Another harbinger off crushing failure is boiling and steaming, methods that Herbivoraceous author Michael Natkin condemns as boring. “To stay away from that watery rut, he keeps a list of verbs on his computer screen (sear, purée, sauté, grill) as a reminder.” Like, as his desktop background, or…. maybe it’s on a screensaver? a post-it stuck on his screen? written in 46-point type in a Word document that he keeps open at all times? Every method I can think of for keeping a list of food verbs constantly on your computer screen is odder and more laborious than just remembering how to cook.
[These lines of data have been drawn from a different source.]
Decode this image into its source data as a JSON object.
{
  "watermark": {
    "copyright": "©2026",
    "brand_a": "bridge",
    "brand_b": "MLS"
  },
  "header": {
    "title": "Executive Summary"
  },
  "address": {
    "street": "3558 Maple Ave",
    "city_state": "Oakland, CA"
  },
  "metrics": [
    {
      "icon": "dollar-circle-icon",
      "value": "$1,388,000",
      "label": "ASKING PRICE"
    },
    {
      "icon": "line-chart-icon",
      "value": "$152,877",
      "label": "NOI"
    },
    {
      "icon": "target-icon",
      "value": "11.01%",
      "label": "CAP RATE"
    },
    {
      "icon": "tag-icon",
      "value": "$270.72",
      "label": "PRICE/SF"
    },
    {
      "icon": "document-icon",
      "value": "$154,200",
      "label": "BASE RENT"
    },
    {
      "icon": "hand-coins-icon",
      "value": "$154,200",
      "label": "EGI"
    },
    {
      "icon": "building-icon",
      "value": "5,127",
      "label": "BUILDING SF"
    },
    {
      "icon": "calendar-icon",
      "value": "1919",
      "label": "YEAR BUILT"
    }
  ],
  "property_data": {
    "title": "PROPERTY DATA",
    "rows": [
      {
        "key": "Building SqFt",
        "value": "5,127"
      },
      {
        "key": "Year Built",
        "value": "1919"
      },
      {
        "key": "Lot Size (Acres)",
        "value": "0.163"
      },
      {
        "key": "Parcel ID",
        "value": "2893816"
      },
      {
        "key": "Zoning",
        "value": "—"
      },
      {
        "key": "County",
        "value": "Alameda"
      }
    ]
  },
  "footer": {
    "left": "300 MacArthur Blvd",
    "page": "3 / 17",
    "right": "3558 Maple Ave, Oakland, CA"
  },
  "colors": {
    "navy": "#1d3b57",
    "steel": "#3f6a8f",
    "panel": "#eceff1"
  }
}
But applying heat to the vegetables isn’t the only roadblock; first you have to cut them up. “It’s that need for technical support that prompted the installation of a full-time ‘vegetable butcher’ at Eataly when that glamorous food emporium opened in the Flatiron district in 2010: an employee whose sole job is to trim, peel and cut produce to order.” Sure, they’re calling it a “vegetable butcher” now, but isn’t that the same job Sarge was always making Beetle Bailey do as a punishment? This prestigiously titled K.P. guru is going to go power-mad and start insisting she’s selling you “aubergine steaks” and “courgette charcuterie.” She’s going to refer to tomato seeds as “offal” and insist you’d like them if you tried them in pâté. The New York foodie scene is really getting out of hand. But I hear that lady’s celeriac bacon is to die for.
On the opposite side of the spectrum, we have this viewpoint: “’Among people my age, vegetables were a punch line,’ said Harry Rosenblum, 35, an owner of the Brooklyn Kitchen in Williamsburg.”
They’re plants. They grow in the ground. You eat them. “What a fucking joke!” I thought humans’ obsession with caloric energy was dorky, but photosynthesizing sunlight into the chemical compounds used to fuel all aerobic life on Earth? Why don’t you just drive yourself to the farmer’s market on a Segway?
“‘If you think about it, an onion is a sphere.’”
I tried to think about it, but I accidentally attained Zen enlightenment. My plant-induced troubles are over!
Likelihood that trend exists: 0/10
Importance of trend in grand scheme of things: 0/10
Adherence to trend piece formula: 4/10 (no statistics, no credibility)
Best aspect of author’s writing style: Ability to empathize with even the most degraded and contemptible specimens of humanity
Suggestions for improving author’s writing style: Meet some people who don’t live in Brooklyn